Information supplied:
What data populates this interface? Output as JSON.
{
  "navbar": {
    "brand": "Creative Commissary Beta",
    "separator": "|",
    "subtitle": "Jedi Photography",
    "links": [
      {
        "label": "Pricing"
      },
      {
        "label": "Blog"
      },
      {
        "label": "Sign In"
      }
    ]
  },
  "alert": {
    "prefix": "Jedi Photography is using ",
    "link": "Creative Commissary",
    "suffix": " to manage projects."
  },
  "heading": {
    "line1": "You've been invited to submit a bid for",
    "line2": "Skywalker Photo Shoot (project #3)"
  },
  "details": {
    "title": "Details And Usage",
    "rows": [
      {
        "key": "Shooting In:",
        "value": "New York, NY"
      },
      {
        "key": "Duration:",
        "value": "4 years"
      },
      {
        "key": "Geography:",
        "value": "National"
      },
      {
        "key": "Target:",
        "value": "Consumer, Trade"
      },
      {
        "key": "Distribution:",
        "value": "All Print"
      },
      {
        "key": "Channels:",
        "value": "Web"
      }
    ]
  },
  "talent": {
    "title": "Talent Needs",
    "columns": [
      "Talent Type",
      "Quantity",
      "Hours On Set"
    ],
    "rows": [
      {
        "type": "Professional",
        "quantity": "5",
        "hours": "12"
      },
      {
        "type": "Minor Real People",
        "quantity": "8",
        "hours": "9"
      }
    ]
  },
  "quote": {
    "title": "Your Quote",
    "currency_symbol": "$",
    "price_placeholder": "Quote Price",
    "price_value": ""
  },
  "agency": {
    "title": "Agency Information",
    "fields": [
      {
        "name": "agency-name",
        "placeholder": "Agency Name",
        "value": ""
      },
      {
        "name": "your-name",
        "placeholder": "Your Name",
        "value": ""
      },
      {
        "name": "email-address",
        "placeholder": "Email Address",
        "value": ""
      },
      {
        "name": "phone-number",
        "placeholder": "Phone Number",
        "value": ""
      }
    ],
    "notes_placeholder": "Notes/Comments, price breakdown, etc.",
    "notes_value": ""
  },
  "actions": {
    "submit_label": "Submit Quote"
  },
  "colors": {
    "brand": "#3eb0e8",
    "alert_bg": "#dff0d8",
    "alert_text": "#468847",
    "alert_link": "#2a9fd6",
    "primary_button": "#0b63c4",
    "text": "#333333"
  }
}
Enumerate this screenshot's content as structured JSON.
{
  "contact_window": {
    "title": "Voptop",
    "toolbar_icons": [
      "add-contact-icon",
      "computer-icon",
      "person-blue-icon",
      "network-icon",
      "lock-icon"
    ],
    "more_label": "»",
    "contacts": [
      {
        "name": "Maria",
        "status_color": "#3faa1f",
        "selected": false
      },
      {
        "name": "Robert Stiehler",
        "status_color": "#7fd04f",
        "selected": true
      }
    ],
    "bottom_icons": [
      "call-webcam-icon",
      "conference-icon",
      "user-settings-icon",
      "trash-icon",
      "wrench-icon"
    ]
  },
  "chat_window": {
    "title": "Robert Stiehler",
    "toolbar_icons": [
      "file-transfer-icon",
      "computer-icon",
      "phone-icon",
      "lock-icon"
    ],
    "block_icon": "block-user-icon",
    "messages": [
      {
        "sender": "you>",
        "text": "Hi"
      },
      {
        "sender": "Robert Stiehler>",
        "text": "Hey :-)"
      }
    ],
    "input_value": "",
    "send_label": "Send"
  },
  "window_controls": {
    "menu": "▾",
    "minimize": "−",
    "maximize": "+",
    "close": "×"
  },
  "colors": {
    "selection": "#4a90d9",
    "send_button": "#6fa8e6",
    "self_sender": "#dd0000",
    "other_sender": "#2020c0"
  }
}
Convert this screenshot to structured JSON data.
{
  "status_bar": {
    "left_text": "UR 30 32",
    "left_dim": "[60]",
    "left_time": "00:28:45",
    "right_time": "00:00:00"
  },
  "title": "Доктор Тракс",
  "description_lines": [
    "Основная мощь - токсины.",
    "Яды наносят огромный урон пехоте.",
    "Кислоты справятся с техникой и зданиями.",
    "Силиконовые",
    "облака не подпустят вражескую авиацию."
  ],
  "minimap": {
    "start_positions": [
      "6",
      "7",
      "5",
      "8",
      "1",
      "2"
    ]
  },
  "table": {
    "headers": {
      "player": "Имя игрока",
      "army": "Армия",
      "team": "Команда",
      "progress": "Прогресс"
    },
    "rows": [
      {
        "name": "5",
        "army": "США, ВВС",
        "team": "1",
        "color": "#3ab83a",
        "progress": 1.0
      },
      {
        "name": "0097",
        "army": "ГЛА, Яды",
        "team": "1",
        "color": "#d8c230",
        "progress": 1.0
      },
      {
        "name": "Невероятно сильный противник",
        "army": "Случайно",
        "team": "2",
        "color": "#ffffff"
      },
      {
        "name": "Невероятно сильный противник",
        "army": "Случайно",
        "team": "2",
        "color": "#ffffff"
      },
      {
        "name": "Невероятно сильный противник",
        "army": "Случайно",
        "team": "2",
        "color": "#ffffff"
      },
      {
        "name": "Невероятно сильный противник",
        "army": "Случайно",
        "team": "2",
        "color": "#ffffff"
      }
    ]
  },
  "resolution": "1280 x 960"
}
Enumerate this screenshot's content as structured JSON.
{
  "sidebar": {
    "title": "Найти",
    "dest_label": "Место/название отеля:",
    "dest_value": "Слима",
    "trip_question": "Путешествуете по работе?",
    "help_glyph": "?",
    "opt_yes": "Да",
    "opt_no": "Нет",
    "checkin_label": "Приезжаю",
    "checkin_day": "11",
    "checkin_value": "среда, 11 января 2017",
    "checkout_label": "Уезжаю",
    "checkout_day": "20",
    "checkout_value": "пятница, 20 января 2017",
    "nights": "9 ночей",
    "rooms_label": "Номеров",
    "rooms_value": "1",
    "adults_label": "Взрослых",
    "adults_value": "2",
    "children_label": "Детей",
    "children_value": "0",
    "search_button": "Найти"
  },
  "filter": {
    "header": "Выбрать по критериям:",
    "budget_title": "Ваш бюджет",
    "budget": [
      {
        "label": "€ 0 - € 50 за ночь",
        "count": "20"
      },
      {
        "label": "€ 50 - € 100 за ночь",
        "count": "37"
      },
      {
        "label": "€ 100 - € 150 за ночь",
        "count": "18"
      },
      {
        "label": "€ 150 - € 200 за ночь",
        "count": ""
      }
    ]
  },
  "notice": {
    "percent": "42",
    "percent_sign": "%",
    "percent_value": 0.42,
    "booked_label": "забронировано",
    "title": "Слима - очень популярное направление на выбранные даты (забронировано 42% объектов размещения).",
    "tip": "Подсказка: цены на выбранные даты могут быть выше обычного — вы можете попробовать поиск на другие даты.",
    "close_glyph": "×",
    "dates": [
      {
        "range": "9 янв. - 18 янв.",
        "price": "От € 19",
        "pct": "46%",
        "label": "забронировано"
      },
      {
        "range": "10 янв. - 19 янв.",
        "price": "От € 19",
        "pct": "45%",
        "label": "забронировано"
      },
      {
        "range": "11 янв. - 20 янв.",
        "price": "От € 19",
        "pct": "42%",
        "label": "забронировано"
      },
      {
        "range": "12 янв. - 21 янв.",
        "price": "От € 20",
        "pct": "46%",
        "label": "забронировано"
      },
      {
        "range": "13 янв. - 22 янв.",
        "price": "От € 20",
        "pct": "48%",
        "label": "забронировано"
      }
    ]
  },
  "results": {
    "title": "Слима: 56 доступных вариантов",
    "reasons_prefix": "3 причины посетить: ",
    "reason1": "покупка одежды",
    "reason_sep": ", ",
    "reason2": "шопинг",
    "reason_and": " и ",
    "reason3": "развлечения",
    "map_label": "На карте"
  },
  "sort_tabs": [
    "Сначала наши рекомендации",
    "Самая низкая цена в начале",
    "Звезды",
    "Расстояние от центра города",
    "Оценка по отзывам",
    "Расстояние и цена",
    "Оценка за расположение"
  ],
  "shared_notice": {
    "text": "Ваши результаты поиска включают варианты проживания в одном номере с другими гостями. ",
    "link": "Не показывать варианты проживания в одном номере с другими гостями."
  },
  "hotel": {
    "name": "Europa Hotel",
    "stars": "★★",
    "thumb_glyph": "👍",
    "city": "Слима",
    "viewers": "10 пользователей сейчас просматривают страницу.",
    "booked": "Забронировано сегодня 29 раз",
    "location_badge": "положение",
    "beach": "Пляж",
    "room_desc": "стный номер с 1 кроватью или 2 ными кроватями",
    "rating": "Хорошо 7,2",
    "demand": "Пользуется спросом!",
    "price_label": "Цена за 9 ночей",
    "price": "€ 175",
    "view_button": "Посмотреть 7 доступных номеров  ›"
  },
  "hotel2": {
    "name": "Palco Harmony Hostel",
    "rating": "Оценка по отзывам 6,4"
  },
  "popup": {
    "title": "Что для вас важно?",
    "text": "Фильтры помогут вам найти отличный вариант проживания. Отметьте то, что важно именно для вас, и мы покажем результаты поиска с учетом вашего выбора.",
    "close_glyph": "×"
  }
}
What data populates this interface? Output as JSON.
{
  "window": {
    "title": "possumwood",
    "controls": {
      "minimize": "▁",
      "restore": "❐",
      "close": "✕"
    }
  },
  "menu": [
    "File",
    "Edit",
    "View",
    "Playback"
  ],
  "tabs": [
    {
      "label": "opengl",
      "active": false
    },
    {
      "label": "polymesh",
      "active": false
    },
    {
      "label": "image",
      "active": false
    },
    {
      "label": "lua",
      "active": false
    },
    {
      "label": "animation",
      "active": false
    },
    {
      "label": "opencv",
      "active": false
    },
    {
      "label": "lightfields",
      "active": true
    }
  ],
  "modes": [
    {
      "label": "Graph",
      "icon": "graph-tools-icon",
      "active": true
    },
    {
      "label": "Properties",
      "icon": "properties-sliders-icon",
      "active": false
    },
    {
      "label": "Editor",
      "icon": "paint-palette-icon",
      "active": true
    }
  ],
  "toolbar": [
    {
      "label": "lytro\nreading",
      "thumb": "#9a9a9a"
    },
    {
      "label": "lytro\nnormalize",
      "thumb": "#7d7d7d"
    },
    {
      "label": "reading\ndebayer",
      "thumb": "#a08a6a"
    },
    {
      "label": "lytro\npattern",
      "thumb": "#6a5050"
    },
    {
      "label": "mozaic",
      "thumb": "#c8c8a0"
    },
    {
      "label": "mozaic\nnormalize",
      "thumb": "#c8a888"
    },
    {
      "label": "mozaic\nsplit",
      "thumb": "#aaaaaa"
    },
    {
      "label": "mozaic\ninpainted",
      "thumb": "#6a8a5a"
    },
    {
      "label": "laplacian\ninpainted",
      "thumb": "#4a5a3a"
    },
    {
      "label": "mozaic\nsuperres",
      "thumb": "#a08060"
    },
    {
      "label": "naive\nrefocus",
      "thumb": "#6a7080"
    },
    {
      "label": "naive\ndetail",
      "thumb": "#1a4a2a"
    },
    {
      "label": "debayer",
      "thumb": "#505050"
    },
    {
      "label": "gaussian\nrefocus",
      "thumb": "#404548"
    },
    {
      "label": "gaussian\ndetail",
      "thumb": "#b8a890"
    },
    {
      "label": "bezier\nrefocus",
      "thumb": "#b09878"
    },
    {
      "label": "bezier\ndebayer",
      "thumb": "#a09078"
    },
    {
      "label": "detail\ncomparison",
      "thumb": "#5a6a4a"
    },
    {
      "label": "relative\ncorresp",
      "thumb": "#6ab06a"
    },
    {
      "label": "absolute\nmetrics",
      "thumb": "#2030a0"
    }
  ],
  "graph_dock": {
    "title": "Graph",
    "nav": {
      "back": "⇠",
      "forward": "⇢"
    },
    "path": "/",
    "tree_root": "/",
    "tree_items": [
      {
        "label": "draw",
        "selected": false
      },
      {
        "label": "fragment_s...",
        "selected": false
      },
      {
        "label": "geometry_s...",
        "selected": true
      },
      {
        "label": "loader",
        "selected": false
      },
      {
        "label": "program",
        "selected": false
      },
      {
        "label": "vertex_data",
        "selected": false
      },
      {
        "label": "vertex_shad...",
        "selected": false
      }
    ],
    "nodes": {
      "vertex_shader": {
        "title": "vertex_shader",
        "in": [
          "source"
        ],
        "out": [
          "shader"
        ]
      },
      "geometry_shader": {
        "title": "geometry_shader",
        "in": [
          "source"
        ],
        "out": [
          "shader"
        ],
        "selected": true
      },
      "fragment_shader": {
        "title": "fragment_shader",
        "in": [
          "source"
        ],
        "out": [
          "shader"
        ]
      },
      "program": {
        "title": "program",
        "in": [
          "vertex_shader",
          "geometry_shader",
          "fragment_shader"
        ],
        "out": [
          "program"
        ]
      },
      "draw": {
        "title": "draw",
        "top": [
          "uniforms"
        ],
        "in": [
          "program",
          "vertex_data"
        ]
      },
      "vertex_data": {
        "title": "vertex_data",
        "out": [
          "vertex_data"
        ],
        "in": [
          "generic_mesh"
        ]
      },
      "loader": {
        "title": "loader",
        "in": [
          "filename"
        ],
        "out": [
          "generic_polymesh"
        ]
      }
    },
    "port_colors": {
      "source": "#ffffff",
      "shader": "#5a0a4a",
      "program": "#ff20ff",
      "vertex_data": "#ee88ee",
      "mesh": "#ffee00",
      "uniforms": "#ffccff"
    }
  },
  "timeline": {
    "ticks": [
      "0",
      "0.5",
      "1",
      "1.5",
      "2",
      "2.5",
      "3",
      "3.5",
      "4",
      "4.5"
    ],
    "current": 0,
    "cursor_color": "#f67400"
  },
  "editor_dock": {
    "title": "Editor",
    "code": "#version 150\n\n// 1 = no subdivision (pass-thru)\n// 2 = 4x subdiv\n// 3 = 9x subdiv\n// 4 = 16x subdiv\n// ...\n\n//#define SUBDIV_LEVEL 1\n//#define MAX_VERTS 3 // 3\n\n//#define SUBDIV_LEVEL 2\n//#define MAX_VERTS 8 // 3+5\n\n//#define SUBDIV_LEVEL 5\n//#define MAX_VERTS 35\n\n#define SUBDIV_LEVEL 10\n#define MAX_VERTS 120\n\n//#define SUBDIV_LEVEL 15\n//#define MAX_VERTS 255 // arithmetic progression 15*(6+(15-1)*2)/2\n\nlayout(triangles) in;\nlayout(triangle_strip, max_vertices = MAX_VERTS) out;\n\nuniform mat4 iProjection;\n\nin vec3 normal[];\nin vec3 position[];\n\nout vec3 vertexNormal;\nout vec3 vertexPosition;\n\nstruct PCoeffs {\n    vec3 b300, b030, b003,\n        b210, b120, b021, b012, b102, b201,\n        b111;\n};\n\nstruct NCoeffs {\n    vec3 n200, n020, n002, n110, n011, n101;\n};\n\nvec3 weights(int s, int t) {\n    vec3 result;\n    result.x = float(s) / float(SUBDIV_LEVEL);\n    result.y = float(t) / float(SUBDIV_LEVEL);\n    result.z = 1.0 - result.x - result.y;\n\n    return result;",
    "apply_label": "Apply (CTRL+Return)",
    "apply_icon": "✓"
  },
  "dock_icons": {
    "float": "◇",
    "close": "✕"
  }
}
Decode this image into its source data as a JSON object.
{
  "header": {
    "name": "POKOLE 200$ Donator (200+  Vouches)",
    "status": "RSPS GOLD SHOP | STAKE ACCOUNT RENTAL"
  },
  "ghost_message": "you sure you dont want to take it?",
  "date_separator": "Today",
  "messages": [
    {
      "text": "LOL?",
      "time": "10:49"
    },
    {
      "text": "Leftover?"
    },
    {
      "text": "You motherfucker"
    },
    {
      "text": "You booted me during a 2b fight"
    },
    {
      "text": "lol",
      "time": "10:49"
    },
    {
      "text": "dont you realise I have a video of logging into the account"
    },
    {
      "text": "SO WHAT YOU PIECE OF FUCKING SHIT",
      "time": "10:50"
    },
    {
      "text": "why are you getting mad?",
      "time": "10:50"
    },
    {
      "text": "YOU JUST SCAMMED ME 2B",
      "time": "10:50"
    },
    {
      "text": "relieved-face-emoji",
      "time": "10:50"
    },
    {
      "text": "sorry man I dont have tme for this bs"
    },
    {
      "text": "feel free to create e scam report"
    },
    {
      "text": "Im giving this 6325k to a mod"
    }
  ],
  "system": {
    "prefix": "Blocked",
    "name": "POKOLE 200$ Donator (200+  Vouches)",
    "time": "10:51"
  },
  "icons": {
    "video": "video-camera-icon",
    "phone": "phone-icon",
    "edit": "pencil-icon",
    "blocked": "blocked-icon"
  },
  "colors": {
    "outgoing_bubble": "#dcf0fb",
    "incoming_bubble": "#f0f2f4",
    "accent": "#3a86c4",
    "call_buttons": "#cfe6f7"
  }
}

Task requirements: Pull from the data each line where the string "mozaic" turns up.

Response area:
      "label": "mozaic",
      "label": "mozaic\nnormalize",
      "label": "mozaic\nsplit",
      "label": "mozaic\ninpainted",
      "label": "mozaic\nsuperres",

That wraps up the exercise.